The legacy of these patriots would see Father Duffy's statute erected at the north end of Times Square, or "Duffy Square". Also, the Second World War's Camp Kilmer was named after that warrior-poet. Furthermore, William Joseph Donovan went on to organize the Office of Strategic Services (OSS), precursor to the CIA. In popular culture, "The Fighting 69th," was a 1940 film starring James Cagney, who plays a "Great War" recruit from Brooklyn, who overcomes his initial cowardice to become a battlefield hero.
Throughout the nineteenth century, the United States Army had continued to carry a blue flag bearing the coat-of-arms of the United States at the center of each of its regiments of infantry. During the nineteenth century, the design of the eagle in the U.S. coat-of-arms was an informal and realistic flying eagle. However, in 1903, the Army adopted a new form for the eagle in the coat-of-arms. Instead of the flying eagle, the new pattern adopted the rigid European heraldic eagle design that continues to serve on the coat-of-arms today. During the nineteenth century, the U.S. Quartermaster's Department had great difficulty employing enough embroiderers to work the coat-of-arms on its flags. Thus, oil-painted renditions of the arms were often provided as substitutes. When the Army entered the twentieth century, the regulations for embroidered flags were more strictly enforced.
ZFC Significant Flag
Item is Framed
• 69th U.S. Infantry - 1904 until end of WWI.
• Gifted by the 69th New York Infantry to Hon. Newton D. Baker.

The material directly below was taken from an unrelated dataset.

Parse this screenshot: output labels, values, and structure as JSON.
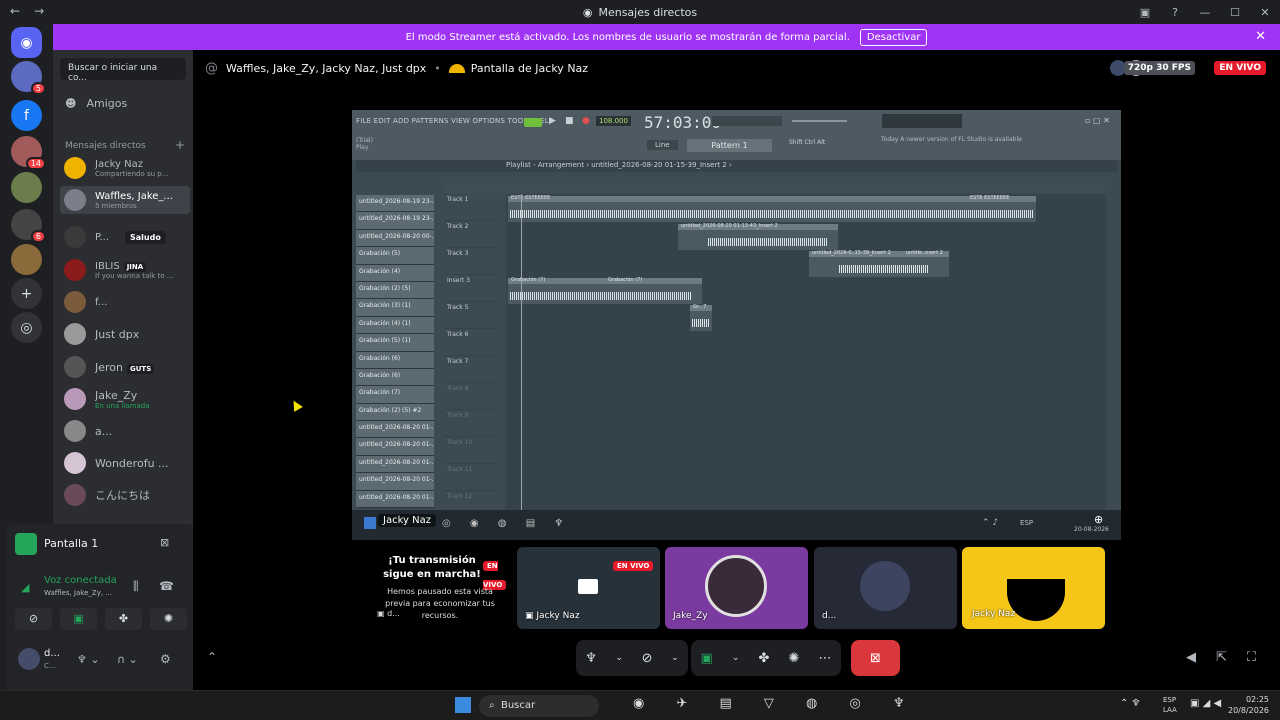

Secretary of War in gratitude for allowing them to carry the flag to Europe during their WWI service.
• By descent in the Baker Family.
• Acquired by Dennis Lowe.
• Acquired by Phillip Barron Ennis.
• Acquired by John Bracken of the New Market Battlefield Military Museum
• Acquired by Stephen A. Tucker in 1996.
• Sold via Jackson Armory, Dallas, TX to Zaricor Flag Collection in 2005.